(Data records)
┄┄┄┄┄┄┄┄┄┄┄┄┄┄┄┄┄┄┄┄
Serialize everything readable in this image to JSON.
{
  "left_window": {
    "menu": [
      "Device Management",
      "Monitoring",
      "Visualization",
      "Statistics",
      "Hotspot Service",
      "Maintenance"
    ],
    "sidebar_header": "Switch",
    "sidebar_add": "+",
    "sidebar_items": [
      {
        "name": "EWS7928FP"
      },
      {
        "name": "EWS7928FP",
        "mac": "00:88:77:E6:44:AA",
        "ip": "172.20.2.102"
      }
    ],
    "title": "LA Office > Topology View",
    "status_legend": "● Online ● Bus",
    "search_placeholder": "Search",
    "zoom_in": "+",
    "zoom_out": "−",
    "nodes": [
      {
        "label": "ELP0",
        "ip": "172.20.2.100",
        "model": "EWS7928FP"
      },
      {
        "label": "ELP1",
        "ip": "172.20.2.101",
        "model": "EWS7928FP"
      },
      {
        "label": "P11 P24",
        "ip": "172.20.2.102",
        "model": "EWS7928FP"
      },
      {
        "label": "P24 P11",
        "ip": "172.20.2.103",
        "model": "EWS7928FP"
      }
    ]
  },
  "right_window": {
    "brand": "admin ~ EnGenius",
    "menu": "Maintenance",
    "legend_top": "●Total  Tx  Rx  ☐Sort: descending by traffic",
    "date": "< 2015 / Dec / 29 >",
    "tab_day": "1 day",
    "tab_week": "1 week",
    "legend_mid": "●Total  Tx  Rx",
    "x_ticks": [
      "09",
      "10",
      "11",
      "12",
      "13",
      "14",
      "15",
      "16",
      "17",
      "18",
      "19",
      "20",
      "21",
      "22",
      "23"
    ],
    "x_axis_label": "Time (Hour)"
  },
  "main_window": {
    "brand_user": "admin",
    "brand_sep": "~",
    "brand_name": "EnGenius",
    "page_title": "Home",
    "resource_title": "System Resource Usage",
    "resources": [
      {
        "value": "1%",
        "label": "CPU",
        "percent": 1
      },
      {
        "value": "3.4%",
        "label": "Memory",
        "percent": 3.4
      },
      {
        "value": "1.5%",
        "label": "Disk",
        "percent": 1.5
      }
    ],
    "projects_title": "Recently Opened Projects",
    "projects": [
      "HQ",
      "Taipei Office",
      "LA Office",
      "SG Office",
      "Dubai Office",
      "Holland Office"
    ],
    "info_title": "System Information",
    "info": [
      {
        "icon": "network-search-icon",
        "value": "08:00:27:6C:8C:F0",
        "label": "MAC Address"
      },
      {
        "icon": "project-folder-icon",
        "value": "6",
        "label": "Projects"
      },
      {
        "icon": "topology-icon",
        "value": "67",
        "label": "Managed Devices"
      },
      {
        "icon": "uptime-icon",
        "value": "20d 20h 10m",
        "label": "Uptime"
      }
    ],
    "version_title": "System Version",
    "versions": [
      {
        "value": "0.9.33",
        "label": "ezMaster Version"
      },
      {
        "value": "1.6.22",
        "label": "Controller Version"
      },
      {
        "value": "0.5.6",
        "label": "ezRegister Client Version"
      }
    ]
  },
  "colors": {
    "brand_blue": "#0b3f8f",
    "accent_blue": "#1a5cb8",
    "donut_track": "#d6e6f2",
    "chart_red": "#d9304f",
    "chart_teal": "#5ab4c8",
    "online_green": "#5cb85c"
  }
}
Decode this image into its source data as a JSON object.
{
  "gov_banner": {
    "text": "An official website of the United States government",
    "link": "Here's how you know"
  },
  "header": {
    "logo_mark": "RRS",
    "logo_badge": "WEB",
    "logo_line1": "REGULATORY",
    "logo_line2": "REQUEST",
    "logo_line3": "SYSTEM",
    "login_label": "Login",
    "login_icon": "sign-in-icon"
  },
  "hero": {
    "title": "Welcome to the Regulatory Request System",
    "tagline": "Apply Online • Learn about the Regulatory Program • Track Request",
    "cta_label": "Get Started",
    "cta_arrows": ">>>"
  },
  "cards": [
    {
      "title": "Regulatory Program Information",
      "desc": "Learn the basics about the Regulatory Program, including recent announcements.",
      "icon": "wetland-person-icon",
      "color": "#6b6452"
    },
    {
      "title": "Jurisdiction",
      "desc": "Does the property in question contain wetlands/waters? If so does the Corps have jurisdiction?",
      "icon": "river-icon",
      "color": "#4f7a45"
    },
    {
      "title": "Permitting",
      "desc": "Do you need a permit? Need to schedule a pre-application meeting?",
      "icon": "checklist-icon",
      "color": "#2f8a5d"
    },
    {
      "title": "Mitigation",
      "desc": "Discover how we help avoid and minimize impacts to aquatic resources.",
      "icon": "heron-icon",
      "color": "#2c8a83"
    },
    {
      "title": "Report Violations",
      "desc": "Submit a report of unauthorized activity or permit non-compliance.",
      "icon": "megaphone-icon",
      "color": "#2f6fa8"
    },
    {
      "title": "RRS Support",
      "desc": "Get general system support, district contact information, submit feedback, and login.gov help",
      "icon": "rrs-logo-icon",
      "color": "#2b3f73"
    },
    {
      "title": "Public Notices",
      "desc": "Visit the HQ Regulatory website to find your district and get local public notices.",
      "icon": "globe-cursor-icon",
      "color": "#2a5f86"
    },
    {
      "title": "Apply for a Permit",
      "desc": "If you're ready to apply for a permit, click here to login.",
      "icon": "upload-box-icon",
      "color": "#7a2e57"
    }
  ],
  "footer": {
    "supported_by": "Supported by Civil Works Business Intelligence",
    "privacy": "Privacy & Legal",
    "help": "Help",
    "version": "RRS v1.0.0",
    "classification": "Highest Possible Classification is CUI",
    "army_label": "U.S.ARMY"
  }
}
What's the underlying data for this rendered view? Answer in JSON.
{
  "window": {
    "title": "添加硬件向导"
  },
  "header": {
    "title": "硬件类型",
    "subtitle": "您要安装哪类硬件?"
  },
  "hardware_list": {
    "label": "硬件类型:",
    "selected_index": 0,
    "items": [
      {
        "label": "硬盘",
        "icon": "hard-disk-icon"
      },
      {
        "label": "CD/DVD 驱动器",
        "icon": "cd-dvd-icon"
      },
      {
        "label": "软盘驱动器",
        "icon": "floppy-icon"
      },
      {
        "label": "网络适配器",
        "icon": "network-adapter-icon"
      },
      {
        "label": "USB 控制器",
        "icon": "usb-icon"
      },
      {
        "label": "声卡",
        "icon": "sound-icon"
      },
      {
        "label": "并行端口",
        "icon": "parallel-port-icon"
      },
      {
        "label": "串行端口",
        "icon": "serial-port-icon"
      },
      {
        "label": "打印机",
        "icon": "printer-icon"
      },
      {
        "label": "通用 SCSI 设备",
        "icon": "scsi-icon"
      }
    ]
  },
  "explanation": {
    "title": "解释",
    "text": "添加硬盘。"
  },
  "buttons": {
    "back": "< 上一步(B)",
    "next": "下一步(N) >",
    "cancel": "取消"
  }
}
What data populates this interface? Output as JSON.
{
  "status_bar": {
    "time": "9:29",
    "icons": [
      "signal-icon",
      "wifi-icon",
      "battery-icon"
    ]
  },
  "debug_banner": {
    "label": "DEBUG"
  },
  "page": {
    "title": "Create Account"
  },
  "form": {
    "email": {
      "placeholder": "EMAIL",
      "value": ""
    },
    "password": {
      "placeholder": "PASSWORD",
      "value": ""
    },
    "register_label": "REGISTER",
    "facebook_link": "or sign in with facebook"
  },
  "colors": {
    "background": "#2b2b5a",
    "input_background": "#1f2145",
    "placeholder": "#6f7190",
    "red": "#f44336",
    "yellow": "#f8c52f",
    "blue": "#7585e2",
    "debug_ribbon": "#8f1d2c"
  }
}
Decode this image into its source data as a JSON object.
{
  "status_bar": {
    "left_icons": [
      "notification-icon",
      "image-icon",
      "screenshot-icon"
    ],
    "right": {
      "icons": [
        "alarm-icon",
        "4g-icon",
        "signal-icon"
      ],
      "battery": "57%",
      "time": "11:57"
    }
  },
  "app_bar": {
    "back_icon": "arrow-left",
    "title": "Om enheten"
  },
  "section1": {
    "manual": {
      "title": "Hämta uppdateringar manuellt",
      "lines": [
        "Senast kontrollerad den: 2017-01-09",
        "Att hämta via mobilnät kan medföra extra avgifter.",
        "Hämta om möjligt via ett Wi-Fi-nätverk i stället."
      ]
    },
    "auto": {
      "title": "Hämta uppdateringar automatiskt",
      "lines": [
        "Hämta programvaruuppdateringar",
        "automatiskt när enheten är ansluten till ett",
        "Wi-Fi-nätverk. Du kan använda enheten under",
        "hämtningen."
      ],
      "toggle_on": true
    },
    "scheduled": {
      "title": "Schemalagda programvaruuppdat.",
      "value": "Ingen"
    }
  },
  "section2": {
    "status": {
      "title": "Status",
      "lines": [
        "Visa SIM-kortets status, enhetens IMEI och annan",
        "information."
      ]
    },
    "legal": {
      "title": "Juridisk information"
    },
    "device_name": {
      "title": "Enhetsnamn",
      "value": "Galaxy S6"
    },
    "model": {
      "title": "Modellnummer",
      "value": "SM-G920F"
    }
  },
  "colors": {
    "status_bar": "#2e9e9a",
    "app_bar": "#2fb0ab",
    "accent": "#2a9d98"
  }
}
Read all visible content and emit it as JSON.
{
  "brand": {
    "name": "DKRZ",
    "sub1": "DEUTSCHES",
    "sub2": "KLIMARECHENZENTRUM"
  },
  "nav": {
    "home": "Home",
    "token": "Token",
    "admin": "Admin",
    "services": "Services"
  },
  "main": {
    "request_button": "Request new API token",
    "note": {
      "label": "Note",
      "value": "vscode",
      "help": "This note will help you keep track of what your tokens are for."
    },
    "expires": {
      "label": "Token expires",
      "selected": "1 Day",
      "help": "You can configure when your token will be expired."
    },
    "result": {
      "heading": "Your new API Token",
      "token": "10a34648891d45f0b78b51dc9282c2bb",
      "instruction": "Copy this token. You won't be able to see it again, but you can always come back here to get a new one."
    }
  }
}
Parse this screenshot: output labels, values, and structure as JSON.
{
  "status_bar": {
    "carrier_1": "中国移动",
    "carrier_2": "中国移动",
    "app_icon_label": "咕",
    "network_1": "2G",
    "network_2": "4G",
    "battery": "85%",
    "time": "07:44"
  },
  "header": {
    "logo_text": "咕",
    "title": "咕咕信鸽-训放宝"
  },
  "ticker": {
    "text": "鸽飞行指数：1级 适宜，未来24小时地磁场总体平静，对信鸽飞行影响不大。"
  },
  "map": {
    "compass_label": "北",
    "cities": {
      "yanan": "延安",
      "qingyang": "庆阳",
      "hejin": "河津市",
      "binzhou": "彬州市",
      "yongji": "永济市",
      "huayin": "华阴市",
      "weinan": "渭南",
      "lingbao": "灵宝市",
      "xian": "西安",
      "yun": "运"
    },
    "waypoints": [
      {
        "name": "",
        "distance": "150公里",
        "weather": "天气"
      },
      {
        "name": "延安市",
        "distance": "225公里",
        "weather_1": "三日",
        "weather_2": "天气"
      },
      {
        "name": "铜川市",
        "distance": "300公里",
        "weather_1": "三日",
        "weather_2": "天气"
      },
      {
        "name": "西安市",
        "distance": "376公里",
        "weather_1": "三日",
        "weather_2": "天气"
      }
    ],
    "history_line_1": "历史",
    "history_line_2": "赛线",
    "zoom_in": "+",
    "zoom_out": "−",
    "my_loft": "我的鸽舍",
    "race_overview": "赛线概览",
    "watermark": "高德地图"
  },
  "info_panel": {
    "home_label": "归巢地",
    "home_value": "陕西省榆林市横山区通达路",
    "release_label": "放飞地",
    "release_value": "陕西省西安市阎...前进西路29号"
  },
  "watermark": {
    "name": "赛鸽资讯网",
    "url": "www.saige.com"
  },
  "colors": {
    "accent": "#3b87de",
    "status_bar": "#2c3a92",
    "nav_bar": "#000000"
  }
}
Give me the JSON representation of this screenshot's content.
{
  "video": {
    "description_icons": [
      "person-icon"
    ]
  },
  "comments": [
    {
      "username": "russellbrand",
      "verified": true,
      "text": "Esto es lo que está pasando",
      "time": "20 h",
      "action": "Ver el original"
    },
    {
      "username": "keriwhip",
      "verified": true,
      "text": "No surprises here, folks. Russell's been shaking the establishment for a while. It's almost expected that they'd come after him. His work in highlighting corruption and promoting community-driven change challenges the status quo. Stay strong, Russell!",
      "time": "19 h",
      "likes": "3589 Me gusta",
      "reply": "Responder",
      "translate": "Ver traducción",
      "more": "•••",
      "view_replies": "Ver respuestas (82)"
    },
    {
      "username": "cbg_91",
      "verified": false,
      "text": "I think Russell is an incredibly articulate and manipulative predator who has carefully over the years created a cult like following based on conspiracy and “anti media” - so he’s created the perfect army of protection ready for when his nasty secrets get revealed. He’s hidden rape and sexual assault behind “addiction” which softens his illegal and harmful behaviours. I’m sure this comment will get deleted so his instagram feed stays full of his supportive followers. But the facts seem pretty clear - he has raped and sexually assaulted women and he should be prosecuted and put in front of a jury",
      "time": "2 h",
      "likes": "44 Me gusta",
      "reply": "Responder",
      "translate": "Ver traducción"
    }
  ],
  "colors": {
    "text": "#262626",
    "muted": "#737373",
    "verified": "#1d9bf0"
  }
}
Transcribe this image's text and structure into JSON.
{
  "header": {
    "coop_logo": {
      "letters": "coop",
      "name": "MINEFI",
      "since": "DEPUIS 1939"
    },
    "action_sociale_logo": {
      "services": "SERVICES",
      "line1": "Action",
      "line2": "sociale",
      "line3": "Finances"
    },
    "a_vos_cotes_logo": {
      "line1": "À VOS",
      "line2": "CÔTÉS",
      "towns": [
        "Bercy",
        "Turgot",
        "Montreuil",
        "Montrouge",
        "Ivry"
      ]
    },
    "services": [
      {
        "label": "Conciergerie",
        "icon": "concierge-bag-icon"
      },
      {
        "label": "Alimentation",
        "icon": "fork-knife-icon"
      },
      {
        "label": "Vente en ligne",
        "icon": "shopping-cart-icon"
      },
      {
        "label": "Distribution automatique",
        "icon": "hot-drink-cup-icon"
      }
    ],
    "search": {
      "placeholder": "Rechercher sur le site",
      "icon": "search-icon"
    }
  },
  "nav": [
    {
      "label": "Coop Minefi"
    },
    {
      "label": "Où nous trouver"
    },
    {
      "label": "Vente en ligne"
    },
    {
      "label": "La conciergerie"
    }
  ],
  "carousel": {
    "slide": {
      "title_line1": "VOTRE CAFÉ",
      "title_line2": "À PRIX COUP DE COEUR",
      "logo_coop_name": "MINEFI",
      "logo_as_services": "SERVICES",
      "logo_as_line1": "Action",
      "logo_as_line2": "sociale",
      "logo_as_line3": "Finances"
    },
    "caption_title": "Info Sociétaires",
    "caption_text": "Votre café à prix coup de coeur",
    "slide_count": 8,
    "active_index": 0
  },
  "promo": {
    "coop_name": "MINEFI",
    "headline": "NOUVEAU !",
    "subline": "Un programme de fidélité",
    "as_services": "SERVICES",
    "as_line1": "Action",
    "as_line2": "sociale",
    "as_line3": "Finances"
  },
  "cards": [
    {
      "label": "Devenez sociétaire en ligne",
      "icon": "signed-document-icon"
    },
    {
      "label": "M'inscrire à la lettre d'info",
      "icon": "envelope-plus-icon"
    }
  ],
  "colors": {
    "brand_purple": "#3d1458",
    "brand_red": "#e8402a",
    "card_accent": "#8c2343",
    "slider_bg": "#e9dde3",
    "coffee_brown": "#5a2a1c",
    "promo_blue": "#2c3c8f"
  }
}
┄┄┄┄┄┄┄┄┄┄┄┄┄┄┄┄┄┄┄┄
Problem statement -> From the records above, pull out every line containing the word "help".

Solution to this task ->
      "desc": "Discover how we help avoid and minimize impacts to aquatic resources.",
      "desc": "Get general system support, district contact information, submit feedback, and login.gov help",
    "help": "Help",
      "help": "This note will help you keep track of what your tokens are for."
      "help": "You can configure when your token will be expired."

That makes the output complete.